• **WHAT IS REQUIRED**
All entries below are to be retyped in full, precisely as they appear.

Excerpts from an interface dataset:
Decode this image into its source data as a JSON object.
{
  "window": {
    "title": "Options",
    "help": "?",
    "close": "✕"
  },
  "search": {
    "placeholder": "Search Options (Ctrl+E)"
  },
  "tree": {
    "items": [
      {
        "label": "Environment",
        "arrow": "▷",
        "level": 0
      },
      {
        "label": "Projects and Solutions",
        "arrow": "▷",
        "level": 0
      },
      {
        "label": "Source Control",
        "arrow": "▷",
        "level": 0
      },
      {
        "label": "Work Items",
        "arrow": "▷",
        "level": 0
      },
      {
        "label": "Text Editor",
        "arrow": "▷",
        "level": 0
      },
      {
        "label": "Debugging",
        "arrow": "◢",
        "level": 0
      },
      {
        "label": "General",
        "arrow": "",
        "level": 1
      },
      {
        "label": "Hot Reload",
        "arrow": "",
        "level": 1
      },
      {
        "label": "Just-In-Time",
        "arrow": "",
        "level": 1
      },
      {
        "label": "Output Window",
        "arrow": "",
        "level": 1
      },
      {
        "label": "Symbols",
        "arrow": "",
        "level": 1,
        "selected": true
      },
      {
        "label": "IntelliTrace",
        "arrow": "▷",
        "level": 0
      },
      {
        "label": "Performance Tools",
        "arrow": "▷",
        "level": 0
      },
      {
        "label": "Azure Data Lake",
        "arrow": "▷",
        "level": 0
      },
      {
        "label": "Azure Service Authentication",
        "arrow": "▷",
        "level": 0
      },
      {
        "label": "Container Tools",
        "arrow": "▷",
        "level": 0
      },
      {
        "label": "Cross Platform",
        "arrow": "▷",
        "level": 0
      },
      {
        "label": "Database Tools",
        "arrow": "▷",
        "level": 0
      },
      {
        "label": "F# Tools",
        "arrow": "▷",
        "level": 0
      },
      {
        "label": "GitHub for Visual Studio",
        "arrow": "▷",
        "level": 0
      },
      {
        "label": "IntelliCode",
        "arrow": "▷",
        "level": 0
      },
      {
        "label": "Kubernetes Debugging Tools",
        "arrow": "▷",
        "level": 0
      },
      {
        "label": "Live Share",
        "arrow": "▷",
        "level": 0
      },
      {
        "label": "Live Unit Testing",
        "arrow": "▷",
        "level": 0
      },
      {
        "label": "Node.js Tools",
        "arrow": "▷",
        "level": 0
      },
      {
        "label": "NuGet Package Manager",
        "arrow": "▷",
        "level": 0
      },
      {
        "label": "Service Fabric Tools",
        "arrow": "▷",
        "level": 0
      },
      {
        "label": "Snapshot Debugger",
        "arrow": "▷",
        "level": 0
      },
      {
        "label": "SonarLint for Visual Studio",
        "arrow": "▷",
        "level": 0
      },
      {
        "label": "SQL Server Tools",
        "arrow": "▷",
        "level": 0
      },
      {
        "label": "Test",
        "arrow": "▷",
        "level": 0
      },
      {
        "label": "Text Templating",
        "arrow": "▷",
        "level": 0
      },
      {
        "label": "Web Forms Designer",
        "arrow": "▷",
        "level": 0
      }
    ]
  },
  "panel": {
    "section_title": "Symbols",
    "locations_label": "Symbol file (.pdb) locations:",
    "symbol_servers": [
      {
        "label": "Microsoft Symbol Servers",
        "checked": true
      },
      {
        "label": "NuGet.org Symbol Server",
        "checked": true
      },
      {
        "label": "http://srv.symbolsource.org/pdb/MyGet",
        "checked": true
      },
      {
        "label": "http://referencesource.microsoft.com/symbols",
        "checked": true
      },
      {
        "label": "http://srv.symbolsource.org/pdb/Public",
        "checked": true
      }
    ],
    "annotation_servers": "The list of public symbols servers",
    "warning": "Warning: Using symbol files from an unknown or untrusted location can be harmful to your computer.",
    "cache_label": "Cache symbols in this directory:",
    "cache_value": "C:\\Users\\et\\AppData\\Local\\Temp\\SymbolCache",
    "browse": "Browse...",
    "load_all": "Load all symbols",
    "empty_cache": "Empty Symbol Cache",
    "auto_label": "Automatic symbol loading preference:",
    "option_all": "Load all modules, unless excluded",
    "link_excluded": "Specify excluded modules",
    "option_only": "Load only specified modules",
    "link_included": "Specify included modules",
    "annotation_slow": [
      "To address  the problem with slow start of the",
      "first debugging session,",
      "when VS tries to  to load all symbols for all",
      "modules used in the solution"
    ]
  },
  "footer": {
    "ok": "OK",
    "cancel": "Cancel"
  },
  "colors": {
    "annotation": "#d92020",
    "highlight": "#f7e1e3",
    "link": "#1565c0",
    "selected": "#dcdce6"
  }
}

• **ANSWER TO THIS PROBLEM**
Decode this image into its source data as a JSON object.
{
  "window": {
    "title": "Options",
    "help": "?",
    "close": "✕"
  },
  "search": {
    "placeholder": "Search Options (Ctrl+E)"
  },
  "tree": {
    "items": [
      {
        "label": "Environment",
        "arrow": "▷",
        "level": 0
      },
      {
        "label": "Projects and Solutions",
        "arrow": "▷",
        "level": 0
      },
      {
        "label": "Source Control",
        "arrow": "▷",
        "level": 0
      },
      {
        "label": "Work Items",
        "arrow": "▷",
        "level": 0
      },
      {
        "label": "Text Editor",
        "arrow": "▷",
        "level": 0
      },
      {
        "label": "Debugging",
        "arrow": "◢",
        "level": 0
      },
      {
        "label": "General",
        "arrow": "",
        "level": 1
      },
      {
        "label": "Hot Reload",
        "arrow": "",
        "level": 1
      },
      {
        "label": "Just-In-Time",
        "arrow": "",
        "level": 1
      },
      {
        "label": "Output Window",
        "arrow": "",
        "level": 1
      },
      {
        "label": "Symbols",
        "arrow": "",
        "level": 1,
        "selected": true
      },
      {
        "label": "IntelliTrace",
        "arrow": "▷",
        "level": 0
      },
      {
        "label": "Performance Tools",
        "arrow": "▷",
        "level": 0
      },
      {
        "label": "Azure Data Lake",
        "arrow": "▷",
        "level": 0
      },
      {
        "label": "Azure Service Authentication",
        "arrow": "▷",
        "level": 0
      },
      {
        "label": "Container Tools",
        "arrow": "▷",
        "level": 0
      },
      {
        "label": "Cross Platform",
        "arrow": "▷",
        "level": 0
      },
      {
        "label": "Database Tools",
        "arrow": "▷",
        "level": 0
      },
      {
        "label": "F# Tools",
        "arrow": "▷",
        "level": 0
      },
      {
        "label": "GitHub for Visual Studio",
        "arrow": "▷",
        "level": 0
      },
      {
        "label": "IntelliCode",
        "arrow": "▷",
        "level": 0
      },
      {
        "label": "Kubernetes Debugging Tools",
        "arrow": "▷",
        "level": 0
      },
      {
        "label": "Live Share",
        "arrow": "▷",
        "level": 0
      },
      {
        "label": "Live Unit Testing",
        "arrow": "▷",
        "level": 0
      },
      {
        "label": "Node.js Tools",
        "arrow": "▷",
        "level": 0
      },
      {
        "label": "NuGet Package Manager",
        "arrow": "▷",
        "level": 0
      },
      {
        "label": "Service Fabric Tools",
        "arrow": "▷",
        "level": 0
      },
      {
        "label": "Snapshot Debugger",
        "arrow": "▷",
        "level": 0
      },
      {
        "label": "SonarLint for Visual Studio",
        "arrow": "▷",
        "level": 0
      },
      {
        "label": "SQL Server Tools",
        "arrow": "▷",
        "level": 0
      },
      {
        "label": "Test",
        "arrow": "▷",
        "level": 0
      },
      {
        "label": "Text Templating",
        "arrow": "▷",
        "level": 0
      },
      {
        "label": "Web Forms Designer",
        "arrow": "▷",
        "level": 0
      }
    ]
  },
  "panel": {
    "section_title": "Symbols",
    "locations_label": "Symbol file (.pdb) locations:",
    "symbol_servers": [
      {
        "label": "Microsoft Symbol Servers",
        "checked": true
      },
      {
        "label": "NuGet.org Symbol Server",
        "checked": true
      },
      {
        "label": "http://srv.symbolsource.org/pdb/MyGet",
        "checked": true
      },
      {
        "label": "http://referencesource.microsoft.com/symbols",
        "checked": true
      },
      {
        "label": "http://srv.symbolsource.org/pdb/Public",
        "checked": true
      }
    ],
    "annotation_servers": "The list of public symbols servers",
    "warning": "Warning: Using symbol files from an unknown or untrusted location can be harmful to your computer.",
    "cache_label": "Cache symbols in this directory:",
    "cache_value": "C:\\Users\\et\\AppData\\Local\\Temp\\SymbolCache",
    "browse": "Browse...",
    "load_all": "Load all symbols",
    "empty_cache": "Empty Symbol Cache",
    "auto_label": "Automatic symbol loading preference:",
    "option_all": "Load all modules, unless excluded",
    "link_excluded": "Specify excluded modules",
    "option_only": "Load only specified modules",
    "link_included": "Specify included modules",
    "annotation_slow": [
      "To address  the problem with slow start of the",
      "first debugging session,",
      "when VS tries to  to load all symbols for all",
      "modules used in the solution"
    ]
  },
  "footer": {
    "ok": "OK",
    "cancel": "Cancel"
  },
  "colors": {
    "annotation": "#d92020",
    "highlight": "#f7e1e3",
    "link": "#1565c0",
    "selected": "#dcdce6"
  }
}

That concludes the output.